Change management is more than a buzzword. It’s fundamental to business success in a world that continues to see massive, rapid transformations. 

Change management dictates how you prepare for, deliver and follow through on new business objectives, products and strategies.

In recent years, change has been front and center. Prominent examples include: 

  • Balancing remote, hybrid and in-person work environments
  • Modifying benefits and compensation, including rising salaries and paid time off 
  • Restructuring workforces to deal with inflation, supply chain disruptions and uncertain economic metrics

But change management isn’t just about large-scale challenges. Smaller transitions such as technology upgrades, new training requirements and new office layouts can positively or negatively affect your employees. 

The best change management strategies address changes big and small. And it all starts with communication.

Communication strategies for change management

Even the best-laid plans won’t live up to their potential without employee support. Communicating with employees before, during and after a change will increase your odds of a successful transition. 

To enhance your communication strategy and get your workforce on board with changes, use the following strategies:

  • Communicate, communicate, communicate.
  • Provide consistent messaging.
  • Identify communication champions.
  • Highlight the benefits.
  • Encourage feedback.

Communicate, communicate, communicate

Frequent communication is essential for successful change management. Begin your communication efforts well before a change occurs to give employees time to process the information. Ramp up your communication during the transition to capture employee sentiment, provide reassurance and troubleshoot potential missteps. Continue reaching out after the change to ensure adherence to new processes and refine your strategy for next time. 

Communicate across channels, including:

  • Emails
  • Instant messages
  • Phone calls
  • One-on-one conversations
  • Team gatherings
  • All-staff meetings

Even when the outcome seems like a slam dunk, people are naturally averse to change. Repeated communications reassure your employees throughout the transition. They also help your organization avoid rumors and control the message.

Provide consistent messaging

In addition to repeated communications, keep your messaging consistent. Create talking points for executives, supervisors, HR staff and other important stakeholders. These points help reinforce the need for change and why it will lead to better outcomes. 

Communicate about the upside of change to all employees impacted by the decision. The Society for Human Resource Management (SHRM) notes that many companies create a name, brand and logo for big internal changes. These elements help employees visualize the change and accept new information.

Identify communication champions

Early in the process, identify employees on board with the change. Encourage them to speak with colleagues. Word-of-mouth is a great way to convince your workforce that change will lead to positive outcomes.
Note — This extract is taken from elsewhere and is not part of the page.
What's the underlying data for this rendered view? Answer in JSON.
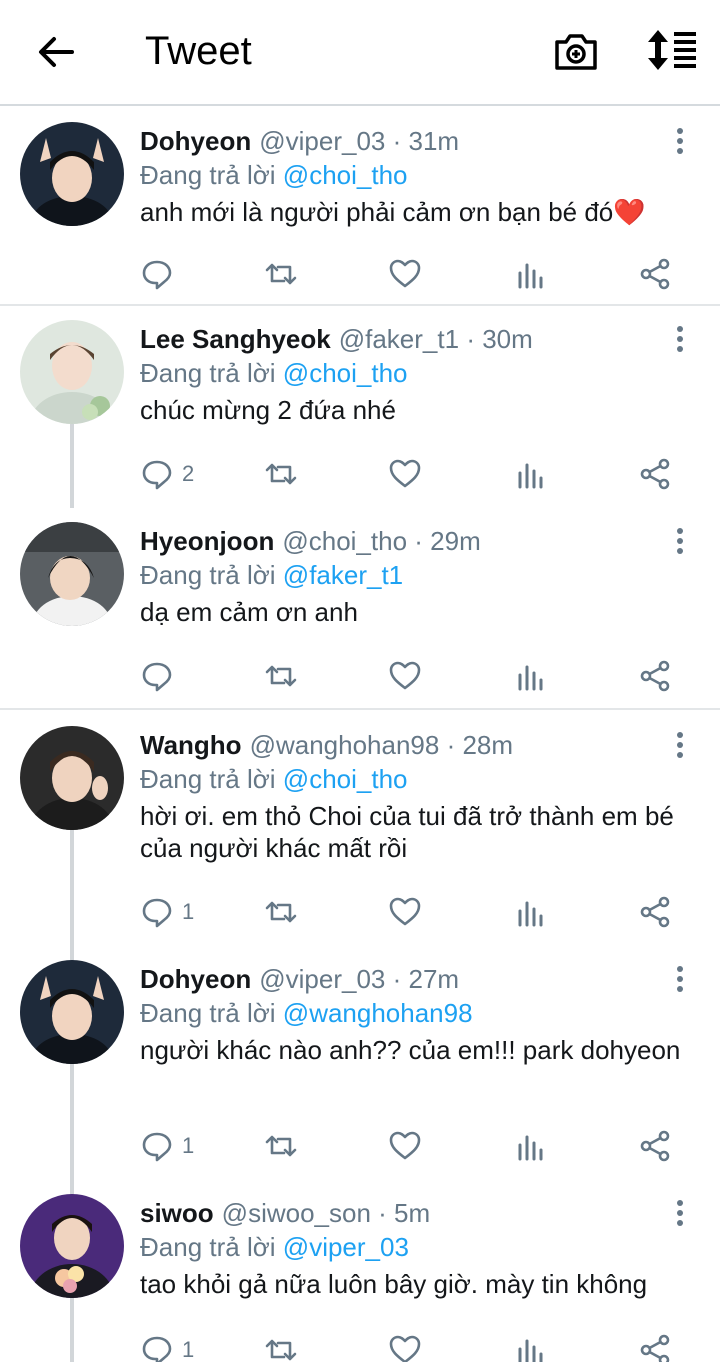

You can find communication champions throughout your organization, at any level. Look for employees who connect with many colleagues across roles and departments. Provide them with talking points for consistency, but allow them to be authentic. You want their enthusiasm to be natural rather than scripted. For new technology or work processes, provide communication champions with training and resources to enhance their knowledge and understanding. 

An article from SHRM also suggests reaching out to employees initially opposed to the change. This allows you to hone your messaging and discover strategies to reverse resistance. And getting these employees on board can help others overcome their doubts.
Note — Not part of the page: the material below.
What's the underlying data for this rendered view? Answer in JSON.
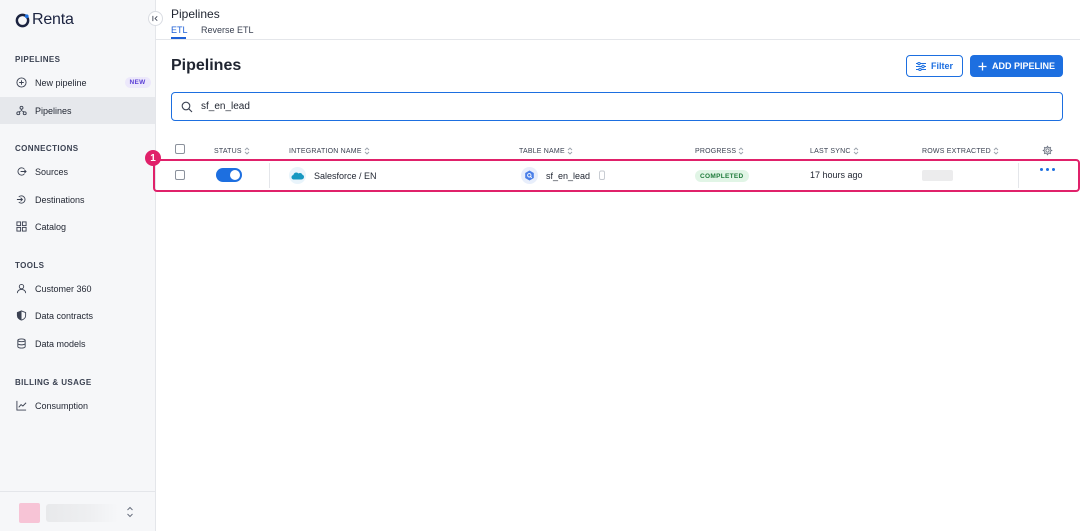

Highlight the benefits

Reinforce the expected outcomes of your change initiatives. Highlight the benefits for employees and the organization. Explain the change, why it’s necessary, and the role employees play in making it work for themselves and your organization. 
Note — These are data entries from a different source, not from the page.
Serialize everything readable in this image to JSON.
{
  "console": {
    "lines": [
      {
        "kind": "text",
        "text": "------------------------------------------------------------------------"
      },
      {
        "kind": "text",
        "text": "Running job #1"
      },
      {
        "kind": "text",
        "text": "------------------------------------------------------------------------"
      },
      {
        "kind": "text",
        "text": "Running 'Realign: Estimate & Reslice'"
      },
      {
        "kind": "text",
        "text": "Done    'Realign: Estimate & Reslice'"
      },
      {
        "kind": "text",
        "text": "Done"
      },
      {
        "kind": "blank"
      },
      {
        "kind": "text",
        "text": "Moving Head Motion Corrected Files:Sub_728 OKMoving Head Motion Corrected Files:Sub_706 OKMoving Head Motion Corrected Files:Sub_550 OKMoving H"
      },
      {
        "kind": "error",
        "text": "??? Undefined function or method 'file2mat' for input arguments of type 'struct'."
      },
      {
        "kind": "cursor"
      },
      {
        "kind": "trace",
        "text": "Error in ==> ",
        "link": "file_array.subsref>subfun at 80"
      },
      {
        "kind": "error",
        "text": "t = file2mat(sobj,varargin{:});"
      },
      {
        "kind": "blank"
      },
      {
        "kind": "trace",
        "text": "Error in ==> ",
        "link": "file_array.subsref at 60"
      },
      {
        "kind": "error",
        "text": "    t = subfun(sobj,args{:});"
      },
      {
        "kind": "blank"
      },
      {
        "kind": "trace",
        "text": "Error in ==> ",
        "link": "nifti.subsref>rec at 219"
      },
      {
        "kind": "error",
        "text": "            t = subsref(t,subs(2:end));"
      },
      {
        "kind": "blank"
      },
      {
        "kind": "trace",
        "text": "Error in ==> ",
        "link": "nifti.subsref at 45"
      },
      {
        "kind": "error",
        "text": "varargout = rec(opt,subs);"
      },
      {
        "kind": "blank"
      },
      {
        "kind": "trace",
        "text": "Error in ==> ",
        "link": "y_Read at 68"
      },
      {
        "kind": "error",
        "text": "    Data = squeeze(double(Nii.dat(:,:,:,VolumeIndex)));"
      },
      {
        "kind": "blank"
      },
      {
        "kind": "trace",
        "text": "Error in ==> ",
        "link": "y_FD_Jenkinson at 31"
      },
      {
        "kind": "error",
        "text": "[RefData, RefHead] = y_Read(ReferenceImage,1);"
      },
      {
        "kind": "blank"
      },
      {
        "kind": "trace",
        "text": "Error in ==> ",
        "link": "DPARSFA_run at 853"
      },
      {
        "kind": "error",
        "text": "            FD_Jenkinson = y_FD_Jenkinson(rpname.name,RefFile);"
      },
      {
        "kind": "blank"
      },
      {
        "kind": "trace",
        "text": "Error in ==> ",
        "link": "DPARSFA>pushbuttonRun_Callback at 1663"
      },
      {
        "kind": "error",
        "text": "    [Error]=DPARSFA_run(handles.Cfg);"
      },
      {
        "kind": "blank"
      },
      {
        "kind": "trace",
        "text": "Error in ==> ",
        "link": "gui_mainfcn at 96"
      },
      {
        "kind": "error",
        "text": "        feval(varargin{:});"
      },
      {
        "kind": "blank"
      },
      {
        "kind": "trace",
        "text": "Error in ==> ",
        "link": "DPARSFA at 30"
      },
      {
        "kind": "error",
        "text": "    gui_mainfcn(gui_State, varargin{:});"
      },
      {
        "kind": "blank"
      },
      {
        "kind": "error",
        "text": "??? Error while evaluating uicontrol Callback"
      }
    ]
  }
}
A change might create more work in the short term. But if employees understand that it will result in streamlined processes and more manageable workloads over the long term, they will be more likely to get on board. 

Similarly, an uncomfortable transition will face less resistance if employees see how the change will lead to higher revenue and the potential for better compensation and benefits. Whenever possible, note the positives on a personal and organizational level. This will help integrate employee and company efforts.

Encourage feedback

Getting employee input is crucial to improving the change process. With every change, distribute a list of contacts so employees know where to go with questions and concerns. 

Encourage dialogue throughout the process, from identifying the change through implementing it and transitioning to the new standard. By responding promptly to employees, you can prevent smaller issues from becoming larger barriers to change. If an answer isn’t immediately available, acknowledge the question and find the appropriate stakeholder to communicate as quickly as possible.

Some employee objections to change will be reasonable. When possible, act on this input. Other suggestions may not be feasible. Even still, acknowledge the feedback and make employees feel like a valued part of the process.

Change is Constant

For better or worse, change is constant. Strategic communications can help you manage that change for the better.

For more information on change management, talk with your benefits adviser. They can guide your team through communication best practices. If changes go beyond the capacity of your current team, they can help you find consultants with experience in change management communications.